Yesterday Harry Reid announced that the Senate will vote on the Employment NonDiscrimination Act (ENDA), described as a bill to expand the workplace rights, before Congress breaks for Thanksgiving.
Reid said the Senate will consider a version of the bill which would "work against discrimination on gender identity." That is, the version will be trans-inclusive. Currently 29 states have no laws protecting workers from discrimination based on sexual orientation, while 33 states have no employment protections based on gender identity.

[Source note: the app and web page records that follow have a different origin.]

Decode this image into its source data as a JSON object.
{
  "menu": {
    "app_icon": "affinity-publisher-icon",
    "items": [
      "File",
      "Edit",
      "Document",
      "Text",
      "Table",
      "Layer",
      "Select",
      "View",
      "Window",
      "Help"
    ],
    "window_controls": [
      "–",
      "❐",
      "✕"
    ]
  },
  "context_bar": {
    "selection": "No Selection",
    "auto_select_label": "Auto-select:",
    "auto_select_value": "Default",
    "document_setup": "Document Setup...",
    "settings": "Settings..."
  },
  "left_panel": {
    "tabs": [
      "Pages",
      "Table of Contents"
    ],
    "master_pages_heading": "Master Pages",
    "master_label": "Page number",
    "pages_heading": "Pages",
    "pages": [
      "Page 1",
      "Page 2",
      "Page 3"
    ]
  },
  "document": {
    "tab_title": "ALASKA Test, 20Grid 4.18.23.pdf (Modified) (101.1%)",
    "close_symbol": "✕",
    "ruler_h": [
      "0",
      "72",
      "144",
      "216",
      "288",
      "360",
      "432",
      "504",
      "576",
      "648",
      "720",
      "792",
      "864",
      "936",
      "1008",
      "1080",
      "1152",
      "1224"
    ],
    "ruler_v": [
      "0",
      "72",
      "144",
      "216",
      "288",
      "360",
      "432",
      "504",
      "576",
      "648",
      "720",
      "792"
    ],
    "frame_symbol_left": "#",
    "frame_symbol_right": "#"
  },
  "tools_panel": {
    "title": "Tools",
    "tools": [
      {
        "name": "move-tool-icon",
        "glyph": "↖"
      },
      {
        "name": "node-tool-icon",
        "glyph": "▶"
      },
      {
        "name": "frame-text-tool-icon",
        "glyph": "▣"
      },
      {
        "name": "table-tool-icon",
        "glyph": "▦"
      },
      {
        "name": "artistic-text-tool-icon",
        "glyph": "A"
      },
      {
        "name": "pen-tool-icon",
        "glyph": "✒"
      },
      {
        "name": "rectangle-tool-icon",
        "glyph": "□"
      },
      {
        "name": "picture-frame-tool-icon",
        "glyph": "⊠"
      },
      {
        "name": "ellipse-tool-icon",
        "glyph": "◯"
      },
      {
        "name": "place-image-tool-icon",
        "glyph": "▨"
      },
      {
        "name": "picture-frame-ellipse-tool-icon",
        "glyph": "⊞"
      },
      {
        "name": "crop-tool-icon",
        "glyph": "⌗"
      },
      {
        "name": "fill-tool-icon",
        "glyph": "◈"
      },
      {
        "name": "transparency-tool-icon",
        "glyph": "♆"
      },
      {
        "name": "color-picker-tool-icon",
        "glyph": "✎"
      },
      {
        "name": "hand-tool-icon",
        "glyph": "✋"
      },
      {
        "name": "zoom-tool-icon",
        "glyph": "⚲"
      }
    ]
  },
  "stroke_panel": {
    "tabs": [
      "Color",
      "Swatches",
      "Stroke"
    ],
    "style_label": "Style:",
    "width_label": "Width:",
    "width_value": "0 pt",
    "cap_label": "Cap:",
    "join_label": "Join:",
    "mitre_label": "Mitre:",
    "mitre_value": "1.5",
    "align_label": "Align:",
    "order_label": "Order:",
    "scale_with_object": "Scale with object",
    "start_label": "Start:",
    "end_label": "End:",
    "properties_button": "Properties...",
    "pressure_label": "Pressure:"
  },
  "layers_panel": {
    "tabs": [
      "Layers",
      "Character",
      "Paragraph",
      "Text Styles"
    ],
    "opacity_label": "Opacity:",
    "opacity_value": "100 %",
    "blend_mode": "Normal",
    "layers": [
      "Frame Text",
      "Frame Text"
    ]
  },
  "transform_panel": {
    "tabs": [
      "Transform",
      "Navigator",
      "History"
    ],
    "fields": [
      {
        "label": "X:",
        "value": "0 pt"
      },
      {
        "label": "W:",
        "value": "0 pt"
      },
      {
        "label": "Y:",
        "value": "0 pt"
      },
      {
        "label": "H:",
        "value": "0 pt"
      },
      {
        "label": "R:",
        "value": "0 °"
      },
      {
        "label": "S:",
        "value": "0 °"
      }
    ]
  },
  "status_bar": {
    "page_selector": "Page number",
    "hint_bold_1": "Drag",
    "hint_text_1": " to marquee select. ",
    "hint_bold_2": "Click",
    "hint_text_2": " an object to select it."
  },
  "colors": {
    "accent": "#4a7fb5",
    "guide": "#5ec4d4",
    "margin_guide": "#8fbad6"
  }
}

Reid and the Democrats know that the bill stands little chance in the House, but denial by the House would provide the party with "another opportunity to paint the GOP as out of step with most Americans." Polls have shown that upwards of 70% of Americans favor equal protections against employment discrimination on the basis of sexual orientation and gender identity. Indeed the Human Rights Campaign points to a recent poll of 2000 registered voters conducted by conservative pollstersTargetPoint which revealed that 80% of respondents believe that federal law already forbids employers from firing, refusing to hire or refusing to promote someone because they are LGBT. Sixty percent said they believed that anti-LGBT discrimination was a problem, including 54% of Republicans. Sixty-eight percent of respondents favored passage of ENDA, while 21% were opposed (with 15% who "strongly oppose" the bill). Republicans favor passage 56% to 32%.
Americans for Workplace Opportunity also released a recent study, which found that 9 out of 10 Americans had the mistaken belief that federal law already protects LGBT people from workplace discrimination, in the face of studies that have shown that 43% of LGBT people have experienced such discrimination, including 90% of transgender employees. AWO found that 85% of Democrats support workplace protections along with 78% of Independents and 70% of Republicans. Support among Observant Christians was 77% and in the Deep South was 72%. Even Seniors favor protections at a rate of 69%.
We tried, it failed in the House of Representatives before, but we're going to take it up here again.The legislation nearly passed in 1996, but has not been voted on in the Senate since. It passed the Senate's Health, Education, Labor and Pensions Committee in July with votes in favor including Republicans Orrin Hatch of Utah, Lisa Murkowski of Alaska, and Mark Kirk of Illinois.
The bill (S. 815 and H.R. 1755), as written, explicitly prohibits preferential treatment and quotas and does not permit disparate impact suits, while exempting small businesses, religious organizations, and the military.